|Publication Date||22 March 2010|
|Cite as||Integrated Regional Information Networks (IRIN), Sri Lanka: Difficult homecoming for Muslim IDPs, 22 March 2010, available at: http://www.refworld.org/docid/4bb06c8414.html [accessed 22 May 2015]|
|Disclaimer||This is not a UNHCR publication. UNHCR is not responsible for, nor does it necessarily endorse, its content. Any views expressed are solely those of the author or publisher and do not necessarily reflect those of UNHCR, the United Nations or its Member States.|
PUTTALAM, 22 March 2010 (IRIN) - Resettlement efforts are under way for thousands of displaced Muslims from Sri Lanka's north who have been languishing in refugee camps for nearly two decades, officials say.

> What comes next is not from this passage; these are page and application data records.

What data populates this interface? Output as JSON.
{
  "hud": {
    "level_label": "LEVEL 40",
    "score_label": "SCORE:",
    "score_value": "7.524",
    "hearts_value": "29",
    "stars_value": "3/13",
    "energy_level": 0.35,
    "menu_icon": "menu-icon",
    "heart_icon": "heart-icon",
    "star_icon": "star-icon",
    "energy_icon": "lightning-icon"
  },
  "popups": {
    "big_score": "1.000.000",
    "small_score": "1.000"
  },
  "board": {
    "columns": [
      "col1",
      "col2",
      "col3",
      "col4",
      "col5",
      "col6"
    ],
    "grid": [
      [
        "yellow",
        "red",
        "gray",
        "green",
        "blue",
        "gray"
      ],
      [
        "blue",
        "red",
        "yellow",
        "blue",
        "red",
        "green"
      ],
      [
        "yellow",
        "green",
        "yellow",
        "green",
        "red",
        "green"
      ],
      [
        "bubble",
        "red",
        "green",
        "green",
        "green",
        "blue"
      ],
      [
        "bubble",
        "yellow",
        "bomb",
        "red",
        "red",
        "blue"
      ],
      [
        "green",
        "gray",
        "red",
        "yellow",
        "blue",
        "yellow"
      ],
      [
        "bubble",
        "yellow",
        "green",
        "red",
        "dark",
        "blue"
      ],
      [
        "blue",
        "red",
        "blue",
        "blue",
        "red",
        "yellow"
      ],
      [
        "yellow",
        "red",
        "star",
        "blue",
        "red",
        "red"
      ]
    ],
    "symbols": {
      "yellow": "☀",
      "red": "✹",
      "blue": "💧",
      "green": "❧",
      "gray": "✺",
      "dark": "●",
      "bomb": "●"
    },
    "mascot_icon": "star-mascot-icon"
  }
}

The internally displaced people (IDPs) were forcibly evicted in October 1990 from the northern districts of Jaffna, Mannar, Kilinochchi, Mullaithivu and some parts of Vavuniya by the insurgent Liberation Tigers of Tamil Eelam (LTTE).
About 75,000 Muslims are estimated to have fled, making their way towards government-controlled areas in Vavuniya and Anuradhapura, as well as to Puttalam District on the northwestern coast, according to the International Crisis Group (ICG).
The Minister of Resettlement and Disaster Relief Services, Rishad Bathiudeen, announced in December 2009 that the government would start resettling more than 100,000 Muslim IDPs in camps in Puttalam to their places of origin.
"We are currently carrying out a survey for resettlement," Bathiudeen told IRIN, noting that resettlement areas still had to be cleared of mines from the conflict.
"Once the demining is completed we will resettle them in their places of origin," he said.
The minority Muslim community comprises about 8 percent of Sri Lanka's population of 20.2 million, according to the Department of Census and Statistics.
Rights groups say their plight of the Muslim IDPs has been largely ignored throughout most of the conflict.
While international attention has focused recently on the thousands of ethnic Tamil IDPs displaced near the end of Sri Lanka's 26-year conflict, analysts and aid workers have expressed concern that the Muslim IDPs will continue to be overlooked.
"While we recognize the urgency for the resettlement of the IDPs, northern Muslims are worried that there is hardly any acknowledgment of their existence and needs, and they are left out of any planning of the entire resettlement process," said Shreen Saroor, a Muslim IDP and activist.
In a January 2010 report, the ICG urged the international community to consider the Muslim IDPs' right to return to their land. It also called on the government to clarify plans for the return and resettlement of the IDPs.
"Their right of return should be clearly established, while also recognizing that some may not want to leave their current homes and should not be forced," it said.
Stay or go?
While some of the IDPs have constructed houses and others have been living with host families, most are still in the camps, where conditions are basic, although there is access to clean water and sanitation.
Many of the IDPs were fishermen, farmers or butchers before fleeing but they now mostly work as labourers or masons.
But even with the prospect of resettlement, the decision to return home for Muslim IDPs - after 20 years in Puttalam - is not clear-cut.
At the Saltern Internal Displacement Camp in Puttalam, some IDPs said they had visited their ancestral homes in Jaffna, Mannar and the north of Vavuniya. They found their houses had been destroyed and their belongings looted.
"I was born and lived in Jaffna. I owned a beef stall there. I was very happy and healthy, but now I am sick and sad," Mohamed Yusuf told IRIN.
"Nevertheless, I want to go back to Jaffna and live. But I am not sure whether it will happen before I die," he said.
While some said they had adapted to life in Puttalam, many said they were willing to go back if the authorities provided them with basic needs such as a house.
"I have worked in Saudi Arabia for 10 years as a housemaid, and managed to build three houses in Jaffna, but all of them were destroyed," said Najeefa Mohamed Hussain.
"I want to build at least one house in Jaffna, but I am not financially able to make it a reality," she said.